Flanders Fields in Belgium was the scene of four years of seemingly unending human and animal suffering. And even after the 1918 Armistice, the land was literally a minefield. Today it’s full of museums and cemeteries commemorating the First World War in Flanders.
Discovering Belgium introduces you to many of these sites, such as Tyne Cot and Passchendaele. Or the soldiers’ rest house in Poperinge: Talbot House. It describes the history behind such places, and where to walk and cycle in the area.
Click on the links below to travel back in time to the 1914-1918 period, and discover some of the most haunting sites in Flanders Fields.
The MMP17 is a museum dedicated to the horrendous bloodbath that was the Battle of Passchendaele. It displays numerous artefacts from the battle, a Dugout Experience that takes you underground into a mock-up of the British Army’s quarters, and reconstructions of trenches.

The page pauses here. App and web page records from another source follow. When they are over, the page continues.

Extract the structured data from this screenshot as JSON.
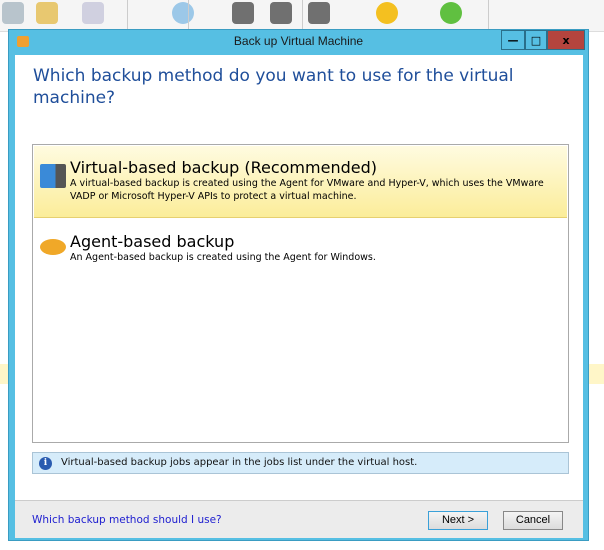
{
  "dialog": {
    "title": "Back up Virtual Machine",
    "controls": {
      "minimize": "—",
      "maximize": "□",
      "close": "x"
    },
    "heading": "Which backup method do you want to use for the virtual machine?",
    "options": [
      {
        "title": "Virtual-based backup (Recommended)",
        "description": "A virtual-based backup is created using the Agent for VMware and Hyper-V, which uses the VMware VADP or Microsoft Hyper-V APIs to protect a virtual machine.",
        "icon": "virtual-server-icon",
        "selected": true
      },
      {
        "title": "Agent-based backup",
        "description": "An Agent-based backup is created using the Agent for Windows.",
        "icon": "disk-icon",
        "selected": false
      }
    ],
    "info": "Virtual-based backup jobs appear in the jobs list under the virtual host.",
    "help_link": "Which backup method should I use?",
    "next_label": "Next >",
    "cancel_label": "Cancel"
  },
  "colors": {
    "title_bar": "#56bfe3",
    "close": "#b5443e",
    "heading": "#1f4e9a",
    "selected": "#fbed9a",
    "link": "#2020d0"
  }
}
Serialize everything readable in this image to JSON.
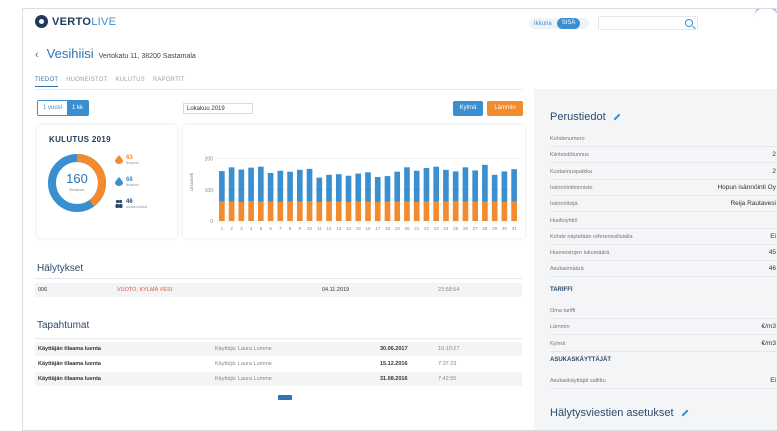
{
  "brand": {
    "name": "VERTO",
    "suffix": "LIVE"
  },
  "header": {
    "lang_a": "Ikkuna",
    "lang_b": "SISÄ",
    "search_placeholder": ""
  },
  "page": {
    "back": "‹",
    "title": "Vesihiisi",
    "address": "Vertokatu 11, 38200 Sastamala"
  },
  "tabs": [
    {
      "label": "TIEDOT",
      "active": true
    },
    {
      "label": "HUONEISTOT",
      "active": false
    },
    {
      "label": "KULUTUS",
      "active": false
    },
    {
      "label": "RAPORTIT",
      "active": false
    }
  ],
  "controls": {
    "range_a": "1 vuosi",
    "range_b": "1 kk",
    "month": "Lokakuu 2019",
    "cold": "Kylmä",
    "warm": "Lämmin"
  },
  "summary": {
    "title": "KULUTUS 2019",
    "total": "160",
    "total_sub": "litraa/vrk",
    "warm_value": "63",
    "warm_sub": "litraa/vrk",
    "cold_value": "68",
    "cold_sub": "litraa/vrk",
    "people_value": "46",
    "people_sub": "asukasmäärä",
    "warm_share": 0.4,
    "colors": {
      "cold": "#3a8fd0",
      "warm": "#f28a2e",
      "people": "#2d4a6b"
    }
  },
  "chart_data": {
    "type": "bar",
    "stacked": true,
    "ylabel": "Litraa/vrk",
    "ylim": [
      0,
      250
    ],
    "yticks": [
      0,
      100,
      200
    ],
    "categories": [
      "1",
      "2",
      "3",
      "4",
      "5",
      "6",
      "7",
      "8",
      "9",
      "10",
      "11",
      "12",
      "13",
      "14",
      "15",
      "16",
      "17",
      "18",
      "19",
      "20",
      "21",
      "22",
      "23",
      "24",
      "25",
      "26",
      "27",
      "28",
      "29",
      "30",
      "31"
    ],
    "series": [
      {
        "name": "Lämmin",
        "color": "#f28a2e",
        "values": [
          62,
          62,
          61,
          63,
          62,
          62,
          61,
          62,
          62,
          63,
          61,
          62,
          62,
          61,
          62,
          62,
          61,
          62,
          62,
          62,
          61,
          62,
          62,
          62,
          63,
          62,
          62,
          62,
          62,
          61,
          62
        ]
      },
      {
        "name": "Kylmä",
        "color": "#3a8fd0",
        "values": [
          98,
          110,
          104,
          108,
          112,
          92,
          100,
          96,
          102,
          104,
          78,
          86,
          88,
          84,
          90,
          94,
          80,
          82,
          96,
          110,
          100,
          108,
          112,
          102,
          96,
          110,
          100,
          118,
          86,
          98,
          104
        ]
      }
    ],
    "grid": true
  },
  "alerts": {
    "title": "Hälytykset",
    "rows": [
      {
        "code": "006",
        "type": "VUOTO, KYLMÄ VESI",
        "date": "04.11.2019",
        "time": "23:58:54"
      }
    ],
    "color": "#e05340"
  },
  "events": {
    "title": "Tapahtumat",
    "rows": [
      {
        "event": "Käyttäjän tilaama luenta",
        "user": "Käyttäjä: Laura Lumme",
        "date": "30.06.2017",
        "time": "10:10:27"
      },
      {
        "event": "Käyttäjän tilaama luenta",
        "user": "Käyttäjä: Laura Lumme",
        "date": "15.12.2016",
        "time": "7:37:23"
      },
      {
        "event": "Käyttäjän tilaama luenta",
        "user": "Käyttäjä: Laura Lumme",
        "date": "31.08.2016",
        "time": "7:42:55"
      }
    ]
  },
  "side": {
    "basic_title": "Perustiedot",
    "basic": [
      {
        "k": "Kohdenumero",
        "v": ""
      },
      {
        "k": "Kiinteistötunnus",
        "v": "2"
      },
      {
        "k": "Kustannuspaikka",
        "v": "2"
      },
      {
        "k": "Isännöintitoimisto",
        "v": "Hopun isännöinti Oy"
      },
      {
        "k": "Isännöitsijä",
        "v": "Reija Rautavesi"
      },
      {
        "k": "Huoltoyhtiö",
        "v": ""
      },
      {
        "k": "Kohde näytetään referenssilistalla",
        "v": "Ei"
      },
      {
        "k": "Huoneistojen lukumäärä",
        "v": "45"
      },
      {
        "k": "Asukasmäärä",
        "v": "46"
      }
    ],
    "tariff_title": "TARIFFI",
    "tariff": [
      {
        "k": "Oma tariffi",
        "v": ""
      },
      {
        "k": "Lämmin",
        "v": "€/m3"
      },
      {
        "k": "Kylmä",
        "v": "€/m3"
      }
    ],
    "residents_title": "ASUKASKÄYTTÄJÄT",
    "residents": [
      {
        "k": "Asukaskäyttäjät sallittu",
        "v": "Ei"
      }
    ],
    "alerts_title": "Hälytysviestien asetukset"
  }
}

Talbot House in Poperinge is one of the most evocative First World War sites in Belgium. It was used by soldiers for rest and relaxation before returning to the Front. It’s still very much as it used to be 100 years ago.

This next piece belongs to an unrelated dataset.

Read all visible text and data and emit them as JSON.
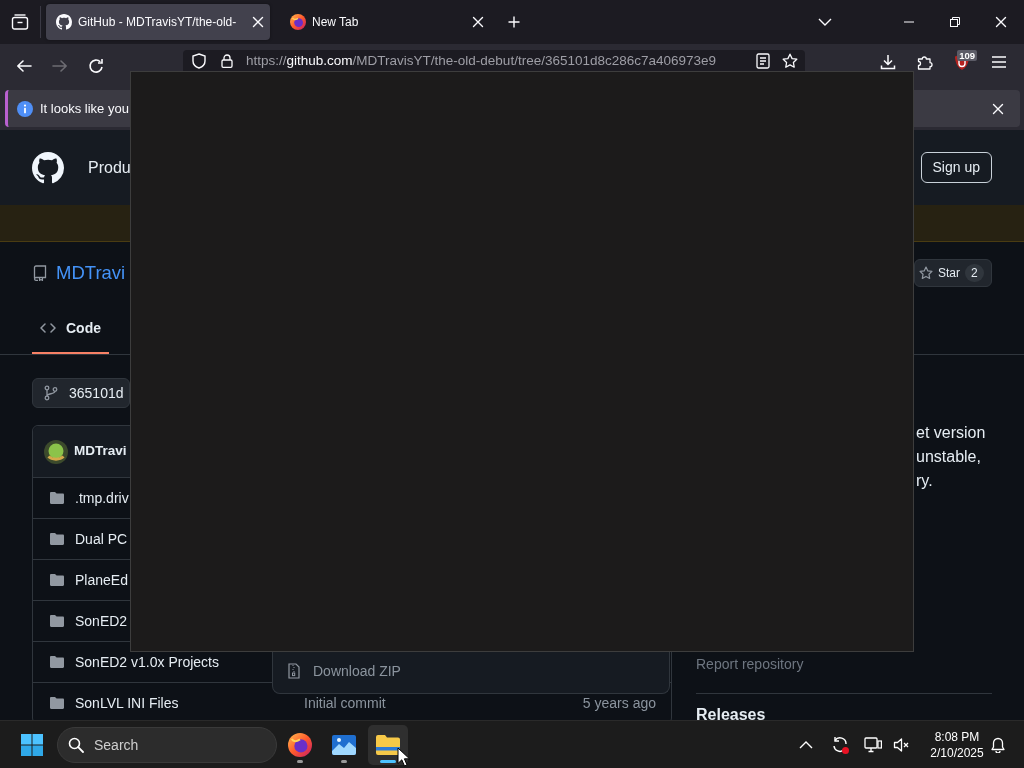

Armistice Day 1918 marked the end of the First World War. We tend to think “phew, that was that!” and believe that people could finally get “back to normal”. But to the Flemish returning to Flanders Fields, they were greeted by desolation and danger. It marked the start of a huge clear-up of the devastated landscape.